Growth Strategy and Management
MGMT-UB.0035 4 credits.
Prerequisite: MGMT-UB.0001 and sophomore standing.
This course focuses on concepts and tools required to devise and implement strategies that enable businesses to make the leap from entrepreneurial ventures to professionally managed firms. It addresses strategic and managerial challenges during the growth phase of small to mid-size firms. In this course, we adopt the perspective of the founder and/or top management of entrepreneurial small firms who must be concerned with the overall viability of their business. The course should appeal to aspiring entrepreneurs, managers, consultants, investors and analysts.
Power & Politics
MGMT-UB.0066 4 credits.
Politics is not a dirty word! This course is about how to conquer the world, or at least survive the corporate jungle, without losing our soul. Even if you don’t want to play politics, good or bad, you still need the skills from this course to ensure that you don’t become a victim of politics. Through this course you will:
• Grasp how power and politics affect your career; • Learn the skills toward political aspects of managing; • Understand your own political mindscape; • Develop a personal agenda for successful political management of your career

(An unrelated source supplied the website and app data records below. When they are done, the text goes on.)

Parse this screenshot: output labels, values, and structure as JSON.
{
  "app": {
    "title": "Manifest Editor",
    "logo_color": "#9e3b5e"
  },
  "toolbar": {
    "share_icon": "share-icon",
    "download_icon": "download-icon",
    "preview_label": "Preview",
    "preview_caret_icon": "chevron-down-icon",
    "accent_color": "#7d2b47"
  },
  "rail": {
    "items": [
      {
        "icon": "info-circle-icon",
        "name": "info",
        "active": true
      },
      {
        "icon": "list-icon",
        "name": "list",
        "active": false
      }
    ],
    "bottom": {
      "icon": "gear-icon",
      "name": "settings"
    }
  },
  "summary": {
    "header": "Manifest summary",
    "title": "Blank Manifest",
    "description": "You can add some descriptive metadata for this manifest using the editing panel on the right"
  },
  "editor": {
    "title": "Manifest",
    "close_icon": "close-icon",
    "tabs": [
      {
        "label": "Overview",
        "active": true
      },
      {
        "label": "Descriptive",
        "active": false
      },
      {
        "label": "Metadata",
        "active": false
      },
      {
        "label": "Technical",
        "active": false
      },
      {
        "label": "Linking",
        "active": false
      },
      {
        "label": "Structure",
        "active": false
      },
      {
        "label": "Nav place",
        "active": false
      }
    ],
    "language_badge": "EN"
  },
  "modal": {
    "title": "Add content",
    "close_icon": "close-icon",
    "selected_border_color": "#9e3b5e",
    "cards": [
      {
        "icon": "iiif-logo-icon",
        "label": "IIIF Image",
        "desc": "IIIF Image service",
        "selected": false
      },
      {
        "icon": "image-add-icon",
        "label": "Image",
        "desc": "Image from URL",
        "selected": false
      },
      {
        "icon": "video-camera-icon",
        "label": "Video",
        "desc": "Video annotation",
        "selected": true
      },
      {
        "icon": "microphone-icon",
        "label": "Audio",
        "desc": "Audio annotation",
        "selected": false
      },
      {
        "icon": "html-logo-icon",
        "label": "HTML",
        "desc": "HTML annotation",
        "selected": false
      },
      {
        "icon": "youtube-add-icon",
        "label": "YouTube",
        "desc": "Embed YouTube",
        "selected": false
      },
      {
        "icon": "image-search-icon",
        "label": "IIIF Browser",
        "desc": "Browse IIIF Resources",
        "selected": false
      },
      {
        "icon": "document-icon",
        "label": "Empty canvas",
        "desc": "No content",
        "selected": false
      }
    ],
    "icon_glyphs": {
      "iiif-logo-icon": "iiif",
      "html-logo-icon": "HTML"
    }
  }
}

Patterns of Entrepreneurship
MGMT-UB.0085 4 credits. Fall and spring.
This course offers a framework for understanding the entrepreneurial process and exposes students to challenges, problems, and issues faced by entrepreneurs who start new businesses. Case studies are the principal teaching method, supplemented by lectures, business cases, and guest speakers. Major objectives are for students to learn how to identify and evaluate business opportunities, develop a business concept and assess and obtain the required resources, and manage the growth of new ventures.
Independent Study in Management and Organizations
Prerequisite: permission of the undergraduate faculty adviser.
For students of academic quality who wish to engage in intensive independent study of management issues or to pursue a career-related subject area of managerial significance. Requires the completion of an individual report based on the student’s investigation, research, and critical analysis. Must be supervised by regular, full-time faculty and approved by the management department’s undergraduate faculty adviser.